“When a needle falls into a deep well, many people will look into the well, but few will be ready to go down after it.” – African proverb
In ancient times when warring was common among nations, strategists always advised that it was not efficient to attack a nation whose citizens were highly ethical. The reasons being that “the loyalties of such citizens are hard to shake, their allegiance to their leaders is fanatical, and what they usually call their spiritual integrity cannot be violated by duress”. Such a people have a state of mind that is hard to enslave and so they will fight and fight back, using whatever is at their disposal to frustrate the attacker in a bid to save their nation and their identity.
Such an understanding meant many warmongers resorted to the use of propaganda at and within nations they intended to attack in order to weaken their steadfastness. Likewise, many leaders who wanted to make their nations strong worked on improving the ethicality of their citizens before they embarked on massive programmes and policies. Interestingly, many modern strategists in both the private and public sectors have assumed the reverse when counselling their clients. They focus on investing in programmes and policies without first investing in the esteem of their people.
We need to understand that the self-esteem of a people is a major factor in progress and greatness. It is not only a physical trait, but has a deeper spiritual dynamism. When people esteem themselves poorly, they tend to be highly unethical and self-destructive.

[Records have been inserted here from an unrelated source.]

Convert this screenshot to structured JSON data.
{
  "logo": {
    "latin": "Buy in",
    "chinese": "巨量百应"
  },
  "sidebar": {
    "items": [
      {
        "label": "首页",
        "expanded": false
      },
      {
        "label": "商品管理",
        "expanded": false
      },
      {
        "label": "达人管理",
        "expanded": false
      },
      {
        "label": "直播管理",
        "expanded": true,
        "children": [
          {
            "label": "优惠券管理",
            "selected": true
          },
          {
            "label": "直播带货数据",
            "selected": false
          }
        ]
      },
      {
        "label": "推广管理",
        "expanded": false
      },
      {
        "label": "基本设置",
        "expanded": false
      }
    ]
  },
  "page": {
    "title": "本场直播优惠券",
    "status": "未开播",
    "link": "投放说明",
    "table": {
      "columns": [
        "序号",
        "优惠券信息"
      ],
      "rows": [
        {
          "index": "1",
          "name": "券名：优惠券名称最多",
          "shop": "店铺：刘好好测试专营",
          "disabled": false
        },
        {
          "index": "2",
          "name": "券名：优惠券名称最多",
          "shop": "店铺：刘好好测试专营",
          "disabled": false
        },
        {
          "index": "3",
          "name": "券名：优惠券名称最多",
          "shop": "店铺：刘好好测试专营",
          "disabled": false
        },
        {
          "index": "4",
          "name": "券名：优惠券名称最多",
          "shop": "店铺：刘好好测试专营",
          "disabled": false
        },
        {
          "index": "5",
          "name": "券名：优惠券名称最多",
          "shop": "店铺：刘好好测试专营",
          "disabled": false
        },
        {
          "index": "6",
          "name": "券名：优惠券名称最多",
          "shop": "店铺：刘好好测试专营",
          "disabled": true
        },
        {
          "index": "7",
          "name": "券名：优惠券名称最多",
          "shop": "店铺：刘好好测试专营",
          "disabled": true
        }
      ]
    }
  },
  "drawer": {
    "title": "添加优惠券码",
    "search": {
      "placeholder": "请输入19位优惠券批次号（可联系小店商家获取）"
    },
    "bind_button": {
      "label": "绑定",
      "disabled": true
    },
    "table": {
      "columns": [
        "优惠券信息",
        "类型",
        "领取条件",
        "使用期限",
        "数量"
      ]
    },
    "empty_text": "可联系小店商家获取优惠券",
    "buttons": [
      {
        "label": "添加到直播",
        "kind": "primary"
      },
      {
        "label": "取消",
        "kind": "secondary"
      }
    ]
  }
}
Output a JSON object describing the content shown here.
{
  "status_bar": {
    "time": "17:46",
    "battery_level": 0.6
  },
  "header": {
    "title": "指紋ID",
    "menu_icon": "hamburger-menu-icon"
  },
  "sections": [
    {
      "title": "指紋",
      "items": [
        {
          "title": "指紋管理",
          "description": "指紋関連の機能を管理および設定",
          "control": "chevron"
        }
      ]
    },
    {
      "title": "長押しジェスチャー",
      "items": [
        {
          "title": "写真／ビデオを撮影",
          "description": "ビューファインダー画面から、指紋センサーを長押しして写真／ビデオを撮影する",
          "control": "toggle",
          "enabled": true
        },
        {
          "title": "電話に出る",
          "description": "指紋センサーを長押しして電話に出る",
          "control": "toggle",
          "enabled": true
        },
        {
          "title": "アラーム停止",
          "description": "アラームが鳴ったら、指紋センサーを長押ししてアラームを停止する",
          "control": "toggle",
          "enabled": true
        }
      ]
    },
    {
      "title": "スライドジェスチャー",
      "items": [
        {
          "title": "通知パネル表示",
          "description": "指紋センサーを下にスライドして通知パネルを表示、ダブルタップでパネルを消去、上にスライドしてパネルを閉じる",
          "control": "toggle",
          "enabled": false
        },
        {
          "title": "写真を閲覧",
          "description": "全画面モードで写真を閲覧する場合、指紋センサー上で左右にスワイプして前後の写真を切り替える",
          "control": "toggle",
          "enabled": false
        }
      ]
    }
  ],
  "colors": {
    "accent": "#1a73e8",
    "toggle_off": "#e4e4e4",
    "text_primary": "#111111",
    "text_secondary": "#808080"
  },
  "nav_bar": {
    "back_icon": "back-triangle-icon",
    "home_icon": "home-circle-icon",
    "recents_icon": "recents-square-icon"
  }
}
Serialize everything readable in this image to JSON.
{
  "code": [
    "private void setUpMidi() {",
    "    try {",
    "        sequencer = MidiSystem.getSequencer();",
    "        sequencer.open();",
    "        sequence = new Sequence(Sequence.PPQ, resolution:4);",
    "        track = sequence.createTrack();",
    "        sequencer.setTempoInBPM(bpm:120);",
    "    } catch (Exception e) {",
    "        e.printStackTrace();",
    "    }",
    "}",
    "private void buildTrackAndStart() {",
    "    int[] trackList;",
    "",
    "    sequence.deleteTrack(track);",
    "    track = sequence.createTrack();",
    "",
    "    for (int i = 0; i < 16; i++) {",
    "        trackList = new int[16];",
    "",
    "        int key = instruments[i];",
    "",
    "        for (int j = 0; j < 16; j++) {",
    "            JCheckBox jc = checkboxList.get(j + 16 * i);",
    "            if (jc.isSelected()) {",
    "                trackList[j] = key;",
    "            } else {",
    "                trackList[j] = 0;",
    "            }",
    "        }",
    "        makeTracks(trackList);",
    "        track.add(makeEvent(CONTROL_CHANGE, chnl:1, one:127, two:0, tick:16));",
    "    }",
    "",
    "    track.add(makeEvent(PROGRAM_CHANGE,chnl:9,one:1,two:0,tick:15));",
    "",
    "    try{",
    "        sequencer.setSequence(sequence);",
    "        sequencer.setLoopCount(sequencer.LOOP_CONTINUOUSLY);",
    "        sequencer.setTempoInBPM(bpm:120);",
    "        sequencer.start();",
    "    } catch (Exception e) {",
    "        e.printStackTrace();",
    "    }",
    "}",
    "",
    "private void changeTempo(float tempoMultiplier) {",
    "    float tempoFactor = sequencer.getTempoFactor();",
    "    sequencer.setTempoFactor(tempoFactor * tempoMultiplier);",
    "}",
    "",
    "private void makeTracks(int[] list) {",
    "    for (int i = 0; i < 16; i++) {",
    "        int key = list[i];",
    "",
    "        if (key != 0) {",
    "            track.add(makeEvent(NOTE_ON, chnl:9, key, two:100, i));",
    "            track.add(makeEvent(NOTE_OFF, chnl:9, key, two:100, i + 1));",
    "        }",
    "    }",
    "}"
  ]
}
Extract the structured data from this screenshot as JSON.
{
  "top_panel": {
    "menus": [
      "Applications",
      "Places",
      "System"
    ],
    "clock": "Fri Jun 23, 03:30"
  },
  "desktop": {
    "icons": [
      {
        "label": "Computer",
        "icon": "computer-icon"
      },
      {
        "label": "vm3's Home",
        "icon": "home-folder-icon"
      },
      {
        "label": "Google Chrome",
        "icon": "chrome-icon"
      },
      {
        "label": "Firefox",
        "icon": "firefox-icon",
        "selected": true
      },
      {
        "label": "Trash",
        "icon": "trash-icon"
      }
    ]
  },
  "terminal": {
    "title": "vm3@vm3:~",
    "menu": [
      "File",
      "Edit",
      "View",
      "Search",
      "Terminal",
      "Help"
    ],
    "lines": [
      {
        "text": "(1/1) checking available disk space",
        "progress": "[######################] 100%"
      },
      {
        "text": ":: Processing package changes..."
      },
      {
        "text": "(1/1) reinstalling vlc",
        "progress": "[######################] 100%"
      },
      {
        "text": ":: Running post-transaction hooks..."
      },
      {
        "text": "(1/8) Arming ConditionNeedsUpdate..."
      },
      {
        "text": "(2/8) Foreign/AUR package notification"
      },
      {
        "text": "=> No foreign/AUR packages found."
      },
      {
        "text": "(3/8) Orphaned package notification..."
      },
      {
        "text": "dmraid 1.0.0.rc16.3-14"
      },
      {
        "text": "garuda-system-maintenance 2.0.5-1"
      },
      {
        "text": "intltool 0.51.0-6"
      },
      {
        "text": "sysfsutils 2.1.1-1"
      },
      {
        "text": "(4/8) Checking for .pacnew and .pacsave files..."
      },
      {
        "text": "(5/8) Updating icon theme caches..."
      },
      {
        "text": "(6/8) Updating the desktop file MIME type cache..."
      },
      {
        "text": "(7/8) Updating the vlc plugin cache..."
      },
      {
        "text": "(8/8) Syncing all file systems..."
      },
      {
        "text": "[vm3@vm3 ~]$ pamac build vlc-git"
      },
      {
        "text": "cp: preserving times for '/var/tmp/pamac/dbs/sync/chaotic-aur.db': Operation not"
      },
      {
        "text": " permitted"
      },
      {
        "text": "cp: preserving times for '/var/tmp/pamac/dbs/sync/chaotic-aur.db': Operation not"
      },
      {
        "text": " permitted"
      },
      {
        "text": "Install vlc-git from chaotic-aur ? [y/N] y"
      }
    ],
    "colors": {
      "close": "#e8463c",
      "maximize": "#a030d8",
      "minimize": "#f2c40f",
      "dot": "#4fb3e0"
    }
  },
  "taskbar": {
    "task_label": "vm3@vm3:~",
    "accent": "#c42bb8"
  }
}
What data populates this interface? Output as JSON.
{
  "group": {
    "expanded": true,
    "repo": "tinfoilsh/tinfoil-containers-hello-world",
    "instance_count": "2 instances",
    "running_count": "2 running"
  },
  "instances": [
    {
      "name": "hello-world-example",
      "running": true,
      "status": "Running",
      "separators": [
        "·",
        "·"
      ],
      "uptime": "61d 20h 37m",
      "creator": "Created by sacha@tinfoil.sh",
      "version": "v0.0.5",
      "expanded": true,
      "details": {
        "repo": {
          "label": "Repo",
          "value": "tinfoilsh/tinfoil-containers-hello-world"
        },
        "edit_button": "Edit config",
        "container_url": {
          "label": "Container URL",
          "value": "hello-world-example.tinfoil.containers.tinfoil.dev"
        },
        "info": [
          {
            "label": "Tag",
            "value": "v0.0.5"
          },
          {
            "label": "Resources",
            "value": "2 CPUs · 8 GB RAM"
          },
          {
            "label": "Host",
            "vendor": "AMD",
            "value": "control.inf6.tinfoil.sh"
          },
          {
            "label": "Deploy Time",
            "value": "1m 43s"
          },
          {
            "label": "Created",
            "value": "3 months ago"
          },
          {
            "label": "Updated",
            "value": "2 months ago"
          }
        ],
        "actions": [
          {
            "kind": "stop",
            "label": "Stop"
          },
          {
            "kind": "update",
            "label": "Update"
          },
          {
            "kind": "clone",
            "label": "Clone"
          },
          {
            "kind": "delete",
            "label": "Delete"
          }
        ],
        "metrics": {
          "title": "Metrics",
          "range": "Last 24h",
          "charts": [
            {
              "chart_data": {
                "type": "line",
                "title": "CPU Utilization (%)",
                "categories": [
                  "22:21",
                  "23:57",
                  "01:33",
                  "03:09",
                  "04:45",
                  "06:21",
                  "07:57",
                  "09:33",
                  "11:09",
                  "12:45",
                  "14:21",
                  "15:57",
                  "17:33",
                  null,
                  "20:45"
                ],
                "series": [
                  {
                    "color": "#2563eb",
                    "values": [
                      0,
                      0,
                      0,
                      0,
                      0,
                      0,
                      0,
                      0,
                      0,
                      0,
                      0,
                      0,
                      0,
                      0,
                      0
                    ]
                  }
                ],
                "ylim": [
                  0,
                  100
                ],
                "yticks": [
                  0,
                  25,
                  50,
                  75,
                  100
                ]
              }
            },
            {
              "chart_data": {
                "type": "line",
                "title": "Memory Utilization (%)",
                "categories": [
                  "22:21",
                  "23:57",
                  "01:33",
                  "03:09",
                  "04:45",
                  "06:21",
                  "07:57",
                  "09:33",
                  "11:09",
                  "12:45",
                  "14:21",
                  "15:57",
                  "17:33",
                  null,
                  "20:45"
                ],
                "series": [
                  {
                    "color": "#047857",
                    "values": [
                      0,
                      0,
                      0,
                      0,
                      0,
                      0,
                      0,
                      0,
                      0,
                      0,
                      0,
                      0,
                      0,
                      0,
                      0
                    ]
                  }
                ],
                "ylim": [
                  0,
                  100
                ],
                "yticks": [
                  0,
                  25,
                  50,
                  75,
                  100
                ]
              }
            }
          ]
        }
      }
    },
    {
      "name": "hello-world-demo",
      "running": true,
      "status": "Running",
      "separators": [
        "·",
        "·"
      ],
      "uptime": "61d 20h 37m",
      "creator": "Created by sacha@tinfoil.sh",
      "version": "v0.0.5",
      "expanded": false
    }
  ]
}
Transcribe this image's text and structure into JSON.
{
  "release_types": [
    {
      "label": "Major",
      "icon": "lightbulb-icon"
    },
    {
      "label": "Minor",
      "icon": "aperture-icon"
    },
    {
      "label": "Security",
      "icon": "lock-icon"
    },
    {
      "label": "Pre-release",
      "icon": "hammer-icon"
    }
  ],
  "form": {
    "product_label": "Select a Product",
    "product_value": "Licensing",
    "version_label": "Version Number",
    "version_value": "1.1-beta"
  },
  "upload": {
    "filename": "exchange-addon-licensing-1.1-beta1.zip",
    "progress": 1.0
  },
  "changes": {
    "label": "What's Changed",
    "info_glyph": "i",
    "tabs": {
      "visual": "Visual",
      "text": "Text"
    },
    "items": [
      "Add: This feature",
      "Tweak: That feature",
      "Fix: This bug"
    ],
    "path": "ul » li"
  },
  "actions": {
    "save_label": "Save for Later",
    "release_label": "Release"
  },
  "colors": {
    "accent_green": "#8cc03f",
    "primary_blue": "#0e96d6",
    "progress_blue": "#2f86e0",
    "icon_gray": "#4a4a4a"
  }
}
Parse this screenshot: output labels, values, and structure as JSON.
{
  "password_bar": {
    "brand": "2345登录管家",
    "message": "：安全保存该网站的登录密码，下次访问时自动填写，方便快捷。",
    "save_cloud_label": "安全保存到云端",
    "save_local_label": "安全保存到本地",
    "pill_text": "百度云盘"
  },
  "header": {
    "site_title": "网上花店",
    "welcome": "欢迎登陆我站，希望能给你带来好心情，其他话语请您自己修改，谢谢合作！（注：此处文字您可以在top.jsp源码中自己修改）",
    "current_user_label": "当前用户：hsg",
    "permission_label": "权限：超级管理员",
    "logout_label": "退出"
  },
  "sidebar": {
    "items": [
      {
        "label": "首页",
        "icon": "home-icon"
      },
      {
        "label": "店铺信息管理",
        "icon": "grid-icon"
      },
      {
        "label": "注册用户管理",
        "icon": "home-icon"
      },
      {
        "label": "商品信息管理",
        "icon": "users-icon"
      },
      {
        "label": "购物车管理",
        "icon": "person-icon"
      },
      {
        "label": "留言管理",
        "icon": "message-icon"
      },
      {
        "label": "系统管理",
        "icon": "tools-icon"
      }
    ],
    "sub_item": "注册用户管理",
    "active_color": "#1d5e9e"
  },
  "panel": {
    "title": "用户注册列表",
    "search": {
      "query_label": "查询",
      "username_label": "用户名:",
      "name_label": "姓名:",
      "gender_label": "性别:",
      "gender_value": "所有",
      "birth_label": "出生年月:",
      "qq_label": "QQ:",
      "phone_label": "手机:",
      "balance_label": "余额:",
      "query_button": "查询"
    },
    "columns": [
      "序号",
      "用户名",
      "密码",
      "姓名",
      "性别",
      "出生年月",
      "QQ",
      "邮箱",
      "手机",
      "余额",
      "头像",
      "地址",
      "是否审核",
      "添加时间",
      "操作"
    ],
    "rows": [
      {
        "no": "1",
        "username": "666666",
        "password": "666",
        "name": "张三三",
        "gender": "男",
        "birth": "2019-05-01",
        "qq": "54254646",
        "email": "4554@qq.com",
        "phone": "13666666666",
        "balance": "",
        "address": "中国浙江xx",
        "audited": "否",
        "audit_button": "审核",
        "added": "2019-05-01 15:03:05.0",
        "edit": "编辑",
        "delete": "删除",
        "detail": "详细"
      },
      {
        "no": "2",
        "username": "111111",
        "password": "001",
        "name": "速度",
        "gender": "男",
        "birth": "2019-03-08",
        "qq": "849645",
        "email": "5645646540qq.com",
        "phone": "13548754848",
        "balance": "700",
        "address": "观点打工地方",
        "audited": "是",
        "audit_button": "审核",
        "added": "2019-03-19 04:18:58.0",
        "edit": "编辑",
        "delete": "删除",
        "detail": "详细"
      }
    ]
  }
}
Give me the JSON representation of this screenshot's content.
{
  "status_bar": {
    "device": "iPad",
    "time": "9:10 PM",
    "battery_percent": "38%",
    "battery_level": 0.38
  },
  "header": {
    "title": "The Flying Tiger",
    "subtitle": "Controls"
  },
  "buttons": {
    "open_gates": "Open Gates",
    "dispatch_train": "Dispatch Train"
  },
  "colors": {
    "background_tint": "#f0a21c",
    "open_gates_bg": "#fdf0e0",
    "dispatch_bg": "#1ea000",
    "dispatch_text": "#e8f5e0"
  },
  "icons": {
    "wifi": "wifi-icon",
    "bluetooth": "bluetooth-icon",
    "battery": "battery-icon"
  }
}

They tend to visualise life as a fixed-size cake of which they have to grab the biggest portion through any means necessary. And they measure life on a pain-pleasure scale – focusing their energies on ensuring they avoid pain, no matter the cost to wider society. For such persons, the meaning of progress is the extent to which they can screw the system. They do not even pause to think about the impact of their choices.
What is scarier about all this is the notion that the greater majority of humans measure their lives and the solidity of their convictions by the standards of other people they hold in high esteem. They do not even know why they even hold those people in that light in the first place. All they know is that those are people to look up to. Sadly, often these ‘esteemed people’ continually use censure to subvert the creative or existential ideals of those who look up to them so that they will always be on top. They do this knowing that the average person would need something like superhuman strength of spirit to dismiss censure from those he or she respects. In short, oppressors will always ensure they are on the hill of advantage.
This ‘brutalizing power’ of putting others down is what inspired Bob Marley to sing “none but ourselves can free our minds”. His experiences had taught him that it takes a fearless mind to break the grim reality of oppression constantly being meted out by a system created to put some at the top. It is one of the most elemental truths of our humanity, and one of those most difficult to put into practice – since those who are poorly esteemed do not often know themselves as such. Their minds have been controlled for so long they do not realise most of what they do has to do with seeking an approval which, of course, is very tentative and fleeting at best. They do not notice that the closer they get to the target point, the higher the standards gets. It is a skewed system.
We know life was tweaked into a competitive mission by some unknowns long ago. We know that is not the way it should be, yet we do not want to change it. In fact, anyone who points out the skewedness of the system is labelled a destructive force. But we need to change this. That is why the first task of any nation-builder is to create an environment wherein the citizens think themselves capable of being noble and spiritual. The leader’s first duty is to inspire people to rise above their animalistic reactions to life. When you can exalt the esteem of the citizens’ lot, they become patriotic and make your work a lot easier. Leadership is an ethical campaign.
To be highly-esteemed is such an important spiritual dynamic, not knowing about it cripples many individuals. Too often, we tend to accept our strengths but focus on our weaknesses – hoping that somehow they will be reduced by the attention we are giving them. To esteem a people, we need to focus not on their weakness but their potential and the opportunities which can come out of harnessing the power within. We need to make people aware of the power they have within them, and task them to use it for the greater good. This will involve unlearning our ideals and learning about new views in life. The process will build all of us up, and the synergetic output will bring about great progress in our nation.
Kodwo Brumpon is an author, a life coach and a philanthropist who inspires individuals, groups and organisations to think and feel that which is true by helping them to positively respond to that which is beautiful while nudging them to let goodness govern their actions.
Comments, suggestions and requests should be sent to him at [email protected]